The impact of using community radio in Côte d’Ivoire to promote good parenting practices: Results and lessons learned
Nearly 250 million children worldwide are not reaching their full developmental potential. Yet studies show that intervening in the first three years of life is the most effective and efficient way to help these children reach their optimal development.
Côte d’Ivoire is among the developing countries with the highest level of inadequate care for children aged two to four. Therefore, as part of their commitment to promote quality education and early childhood development in cocoa communities and to support the Government of Côte d’Ivoire’s strategic objectives, the Jacobs and Bernard van Leer Foundations commissioned an innovative media campaign through its TRECC program.
With the technical support of DMI (Development Media International), the goal was to deploy a radio campaign to promote good parenting practices and raise awareness about the importance of exclusive breastfeeding of babies up to the age of six months.
- Twelve one-minute messages were produced in French and in seven dominant local languages in the cocoa-growing regions (Baoulé, Bété, Malinké, Mooré, Yacouba, Guéré and Gouro) with a target population of more than 5 million men and women who could bear children.
- The messages were broadcasted on 27 community radio stations 10 times a day, 7 days a week for 6 months.
At the end of the campaign, a qualitative evaluation consisting of focus group interviews to understand attitudes and behaviors was conducted by DMI in collaboration with Innovations for Poverty Action (IPA). It revealed that:
- The messages delivered during the campaign helped raise awareness of exclusive breastfeeding and improve the breastfeeding-friendly environment.
- The level of involvement of men in childcare in the home increased, as they took the initiative to purchase the foods mentioned in the messages to diversify children’s diets.
- In addition to radio, some target populations were exposed to the messages through health workers during prenatal or postnatal consultations, and community leaders through public announcements via megaphones.
Three key lessons learned
- Communication through multiple channels can maximize the impact of messages: other mass dissemination channels, such as television, NTICs, and local communication channels, in this case public megaphones, can extend the reach of messages.
- The use of faith-based radio stations could improve coverage in rural/suburban areas.

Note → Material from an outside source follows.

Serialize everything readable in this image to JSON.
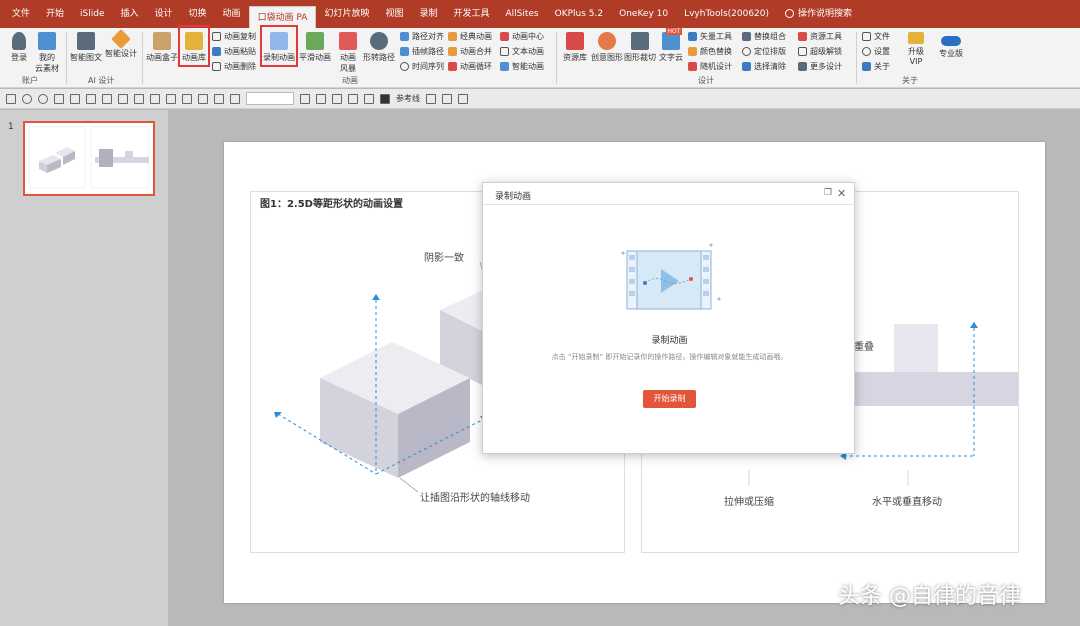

- A prolonged campaign is needed to influence socio-cultural beliefs (e.g., not giving water to a child under six months old is a sin; a child under two years old can become a thief if given eggs to eat).
Listen to some of the messages broadcasted in the communities: